6. What is the mission of the lab?

The Loyalty Science Lab's mission is to create and promote cutting-edge scientific research on brand and customer loyalty. The overall idea is to build on the scientific tools we have to advance our understanding in the loyalty area. Marketing scholars have done a lot of outstanding research on brand and customer loyalty. Yet that research is often stuck in hard-to-understand academic jargon that fails to reach the practitioners who could really use the insight. At the same time, being on the front line enables loyalty practitioners to observe consumers in high fidelity and recognize issues before academics pick them up. An exchange between the two worlds would create a win-win for everyone involved.

Over the last few years, we have done precisely that – building a bridge between academic research and loyalty practice. We identify high-priority research questions with input from both academics and practitioners and engage in research projects to answer those questions. At the same time, we bring to the business community scientifically sound research findings in an accessible language, complete with how-to-implement recommendations, so that academic research can make a broader impact. This model has worked well so far, and we have been able to touch loyalty marketers and researchers around the world.

7. I note you’ve had a number of visiting professorships around the world, including ones in China and France. How have these experiences enriched your understanding of the discipline of marketing?

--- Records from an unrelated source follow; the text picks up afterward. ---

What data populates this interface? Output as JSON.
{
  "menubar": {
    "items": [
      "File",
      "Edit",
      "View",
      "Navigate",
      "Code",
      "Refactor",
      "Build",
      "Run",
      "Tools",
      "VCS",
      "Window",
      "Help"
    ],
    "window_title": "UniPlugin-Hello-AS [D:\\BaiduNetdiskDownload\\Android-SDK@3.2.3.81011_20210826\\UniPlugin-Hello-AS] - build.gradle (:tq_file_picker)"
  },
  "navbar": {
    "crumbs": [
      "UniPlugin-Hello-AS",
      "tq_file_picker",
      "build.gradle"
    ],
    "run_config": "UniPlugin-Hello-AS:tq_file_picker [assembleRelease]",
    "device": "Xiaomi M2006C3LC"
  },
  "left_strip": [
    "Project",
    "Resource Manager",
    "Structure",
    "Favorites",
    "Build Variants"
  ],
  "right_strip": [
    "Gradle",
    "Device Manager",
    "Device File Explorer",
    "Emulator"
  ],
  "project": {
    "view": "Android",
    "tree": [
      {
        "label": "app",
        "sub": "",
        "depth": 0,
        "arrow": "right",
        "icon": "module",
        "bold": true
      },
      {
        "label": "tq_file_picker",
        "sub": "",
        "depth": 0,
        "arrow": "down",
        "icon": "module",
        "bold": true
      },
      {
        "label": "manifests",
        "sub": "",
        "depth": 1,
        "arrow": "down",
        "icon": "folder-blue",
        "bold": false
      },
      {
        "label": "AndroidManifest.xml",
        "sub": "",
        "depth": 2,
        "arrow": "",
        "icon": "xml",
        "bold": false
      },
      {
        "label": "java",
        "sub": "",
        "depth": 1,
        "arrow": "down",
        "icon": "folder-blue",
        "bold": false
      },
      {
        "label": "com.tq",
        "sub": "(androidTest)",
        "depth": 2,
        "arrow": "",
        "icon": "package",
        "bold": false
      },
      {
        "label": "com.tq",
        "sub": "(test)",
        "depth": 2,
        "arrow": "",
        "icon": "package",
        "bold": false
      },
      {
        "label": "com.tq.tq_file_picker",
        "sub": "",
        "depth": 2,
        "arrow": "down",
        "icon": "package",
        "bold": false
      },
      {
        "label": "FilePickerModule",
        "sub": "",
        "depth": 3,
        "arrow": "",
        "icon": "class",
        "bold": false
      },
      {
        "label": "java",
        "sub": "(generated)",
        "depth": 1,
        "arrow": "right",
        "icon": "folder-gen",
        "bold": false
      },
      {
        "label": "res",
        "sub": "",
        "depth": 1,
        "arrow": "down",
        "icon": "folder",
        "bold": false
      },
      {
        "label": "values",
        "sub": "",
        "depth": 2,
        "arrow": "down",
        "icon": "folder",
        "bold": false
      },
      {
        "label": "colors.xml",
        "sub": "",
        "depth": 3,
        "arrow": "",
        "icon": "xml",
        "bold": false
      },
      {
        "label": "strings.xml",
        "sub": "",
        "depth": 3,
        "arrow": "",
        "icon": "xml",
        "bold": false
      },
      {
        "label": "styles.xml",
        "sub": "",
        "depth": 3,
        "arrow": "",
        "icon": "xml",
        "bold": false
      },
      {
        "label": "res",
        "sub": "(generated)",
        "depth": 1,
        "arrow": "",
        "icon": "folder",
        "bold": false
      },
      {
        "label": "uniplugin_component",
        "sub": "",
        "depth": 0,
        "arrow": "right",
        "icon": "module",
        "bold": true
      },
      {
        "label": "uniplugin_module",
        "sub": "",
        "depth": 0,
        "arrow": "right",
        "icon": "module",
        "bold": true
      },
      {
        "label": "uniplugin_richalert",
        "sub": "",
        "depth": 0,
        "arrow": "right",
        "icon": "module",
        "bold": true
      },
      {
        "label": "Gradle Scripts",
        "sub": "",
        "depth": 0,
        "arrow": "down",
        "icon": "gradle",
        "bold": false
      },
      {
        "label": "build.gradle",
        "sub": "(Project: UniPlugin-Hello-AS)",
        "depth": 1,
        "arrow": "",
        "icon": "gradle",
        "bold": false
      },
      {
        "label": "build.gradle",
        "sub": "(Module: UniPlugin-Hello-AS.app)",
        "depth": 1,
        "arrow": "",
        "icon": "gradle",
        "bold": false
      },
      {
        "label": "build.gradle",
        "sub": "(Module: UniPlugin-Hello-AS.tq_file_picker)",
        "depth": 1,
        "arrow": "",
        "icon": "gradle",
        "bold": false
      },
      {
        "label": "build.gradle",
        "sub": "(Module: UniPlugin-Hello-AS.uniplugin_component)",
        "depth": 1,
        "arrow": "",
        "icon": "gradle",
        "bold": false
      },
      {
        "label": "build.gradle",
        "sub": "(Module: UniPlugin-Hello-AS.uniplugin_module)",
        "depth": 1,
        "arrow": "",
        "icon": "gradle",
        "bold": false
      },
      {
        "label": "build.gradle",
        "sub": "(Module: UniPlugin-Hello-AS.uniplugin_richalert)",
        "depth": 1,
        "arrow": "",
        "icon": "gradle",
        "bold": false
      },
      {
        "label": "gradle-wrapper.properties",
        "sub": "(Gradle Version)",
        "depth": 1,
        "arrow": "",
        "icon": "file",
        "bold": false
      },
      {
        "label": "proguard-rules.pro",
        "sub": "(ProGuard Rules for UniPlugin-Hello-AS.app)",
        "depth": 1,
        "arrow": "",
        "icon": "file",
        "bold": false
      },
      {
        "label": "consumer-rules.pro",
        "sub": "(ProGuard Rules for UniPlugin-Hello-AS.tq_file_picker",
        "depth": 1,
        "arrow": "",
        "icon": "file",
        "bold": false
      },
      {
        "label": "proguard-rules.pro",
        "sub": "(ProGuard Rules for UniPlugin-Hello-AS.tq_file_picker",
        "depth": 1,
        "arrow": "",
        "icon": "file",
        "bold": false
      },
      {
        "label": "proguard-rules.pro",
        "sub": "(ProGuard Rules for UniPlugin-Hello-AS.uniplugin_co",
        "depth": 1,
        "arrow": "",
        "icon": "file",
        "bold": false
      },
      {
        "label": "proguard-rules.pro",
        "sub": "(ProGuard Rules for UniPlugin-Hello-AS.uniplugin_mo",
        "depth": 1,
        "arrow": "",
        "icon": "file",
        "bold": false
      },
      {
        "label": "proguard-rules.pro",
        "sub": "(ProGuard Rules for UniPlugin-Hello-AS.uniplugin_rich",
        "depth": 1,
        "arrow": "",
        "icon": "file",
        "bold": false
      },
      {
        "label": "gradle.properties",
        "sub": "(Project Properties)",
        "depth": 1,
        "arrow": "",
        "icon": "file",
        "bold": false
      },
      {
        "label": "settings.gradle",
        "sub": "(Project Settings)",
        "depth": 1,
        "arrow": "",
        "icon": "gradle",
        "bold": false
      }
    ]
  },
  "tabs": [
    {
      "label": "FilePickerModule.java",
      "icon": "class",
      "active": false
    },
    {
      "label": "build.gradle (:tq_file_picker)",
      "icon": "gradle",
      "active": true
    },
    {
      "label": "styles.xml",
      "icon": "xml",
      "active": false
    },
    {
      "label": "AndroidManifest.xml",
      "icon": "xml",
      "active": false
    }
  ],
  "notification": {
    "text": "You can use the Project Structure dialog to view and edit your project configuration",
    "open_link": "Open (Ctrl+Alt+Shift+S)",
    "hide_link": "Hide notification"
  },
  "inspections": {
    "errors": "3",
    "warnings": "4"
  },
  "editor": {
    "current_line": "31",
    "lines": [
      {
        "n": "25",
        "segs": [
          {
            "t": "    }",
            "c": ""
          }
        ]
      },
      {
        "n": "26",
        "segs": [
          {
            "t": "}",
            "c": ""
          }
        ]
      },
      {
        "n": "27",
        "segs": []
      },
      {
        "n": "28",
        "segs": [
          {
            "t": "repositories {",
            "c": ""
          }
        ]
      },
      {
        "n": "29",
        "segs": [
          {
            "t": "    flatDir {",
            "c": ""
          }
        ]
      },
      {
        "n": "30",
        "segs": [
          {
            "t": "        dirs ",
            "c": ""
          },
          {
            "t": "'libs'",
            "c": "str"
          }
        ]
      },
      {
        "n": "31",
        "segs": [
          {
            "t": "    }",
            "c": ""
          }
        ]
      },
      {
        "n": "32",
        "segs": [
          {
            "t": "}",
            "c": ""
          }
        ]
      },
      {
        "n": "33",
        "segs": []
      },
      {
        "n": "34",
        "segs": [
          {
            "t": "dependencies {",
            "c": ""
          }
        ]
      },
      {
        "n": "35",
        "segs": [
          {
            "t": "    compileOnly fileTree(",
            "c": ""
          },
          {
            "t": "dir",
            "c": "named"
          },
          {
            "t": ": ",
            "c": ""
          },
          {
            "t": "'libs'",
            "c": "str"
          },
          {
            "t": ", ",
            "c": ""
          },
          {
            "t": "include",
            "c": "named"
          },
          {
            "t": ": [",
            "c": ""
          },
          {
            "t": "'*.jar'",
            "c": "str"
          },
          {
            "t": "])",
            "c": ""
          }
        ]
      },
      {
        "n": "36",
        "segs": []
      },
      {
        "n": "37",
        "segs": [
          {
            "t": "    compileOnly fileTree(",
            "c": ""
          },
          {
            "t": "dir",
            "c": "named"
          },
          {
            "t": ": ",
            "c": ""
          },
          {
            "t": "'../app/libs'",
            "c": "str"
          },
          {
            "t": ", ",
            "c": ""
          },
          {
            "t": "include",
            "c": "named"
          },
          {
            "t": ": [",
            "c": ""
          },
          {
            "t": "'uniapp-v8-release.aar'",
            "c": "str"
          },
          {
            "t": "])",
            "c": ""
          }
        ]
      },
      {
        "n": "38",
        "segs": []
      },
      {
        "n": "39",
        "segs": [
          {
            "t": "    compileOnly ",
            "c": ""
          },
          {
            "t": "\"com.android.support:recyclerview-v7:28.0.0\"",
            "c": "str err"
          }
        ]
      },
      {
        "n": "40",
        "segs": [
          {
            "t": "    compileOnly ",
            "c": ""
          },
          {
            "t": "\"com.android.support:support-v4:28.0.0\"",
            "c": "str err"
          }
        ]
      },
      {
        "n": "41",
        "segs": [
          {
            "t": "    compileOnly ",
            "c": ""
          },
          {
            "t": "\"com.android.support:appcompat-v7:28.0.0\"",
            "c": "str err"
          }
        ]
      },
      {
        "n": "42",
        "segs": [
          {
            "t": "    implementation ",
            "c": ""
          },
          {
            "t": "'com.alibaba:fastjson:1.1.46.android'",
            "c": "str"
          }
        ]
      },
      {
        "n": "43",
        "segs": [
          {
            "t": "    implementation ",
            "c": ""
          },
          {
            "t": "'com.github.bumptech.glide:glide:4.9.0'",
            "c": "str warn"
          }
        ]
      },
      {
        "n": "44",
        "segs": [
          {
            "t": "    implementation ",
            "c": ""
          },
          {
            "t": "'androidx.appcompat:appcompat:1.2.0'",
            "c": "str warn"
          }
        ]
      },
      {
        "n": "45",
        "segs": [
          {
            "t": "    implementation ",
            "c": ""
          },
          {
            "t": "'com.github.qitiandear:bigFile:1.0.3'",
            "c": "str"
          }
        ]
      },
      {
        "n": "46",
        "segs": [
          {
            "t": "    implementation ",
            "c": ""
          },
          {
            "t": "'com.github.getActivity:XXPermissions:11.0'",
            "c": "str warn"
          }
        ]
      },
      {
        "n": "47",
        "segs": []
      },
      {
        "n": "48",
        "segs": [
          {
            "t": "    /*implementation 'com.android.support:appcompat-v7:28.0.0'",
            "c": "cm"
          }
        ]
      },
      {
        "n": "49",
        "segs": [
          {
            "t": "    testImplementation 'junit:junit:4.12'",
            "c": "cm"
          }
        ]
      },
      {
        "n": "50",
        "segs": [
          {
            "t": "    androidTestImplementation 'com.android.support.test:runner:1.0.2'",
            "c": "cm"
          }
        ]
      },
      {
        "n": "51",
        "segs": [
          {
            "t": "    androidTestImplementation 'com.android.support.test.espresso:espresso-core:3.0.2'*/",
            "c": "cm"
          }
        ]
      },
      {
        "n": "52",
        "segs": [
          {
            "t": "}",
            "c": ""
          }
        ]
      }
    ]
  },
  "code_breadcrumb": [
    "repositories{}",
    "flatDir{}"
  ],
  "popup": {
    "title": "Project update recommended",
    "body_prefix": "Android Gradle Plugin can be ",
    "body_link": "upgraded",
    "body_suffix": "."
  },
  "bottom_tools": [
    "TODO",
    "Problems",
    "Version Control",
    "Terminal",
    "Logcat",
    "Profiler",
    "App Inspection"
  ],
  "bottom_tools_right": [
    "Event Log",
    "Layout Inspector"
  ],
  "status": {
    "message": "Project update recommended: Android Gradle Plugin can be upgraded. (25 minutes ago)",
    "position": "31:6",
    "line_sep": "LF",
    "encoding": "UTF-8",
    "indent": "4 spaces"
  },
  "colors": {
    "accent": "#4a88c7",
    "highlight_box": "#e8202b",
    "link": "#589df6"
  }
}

These visiting professorships have been an absolute joy for me. There is a famous Chinese saying, "Read 10,000 books, travel 10,000 miles." Different people interpret the saying differently. To me, it means that learning through books and learning through travel go hand in hand. As we travel and see things with our own eyes, what we read in the books comes alive and takes on brand-new meanings. Through these visiting professorships, not only did I have the opportunity to engage in intellectual exchange with colleagues from other cultures, but I also got to see consumption and marketing firsthand.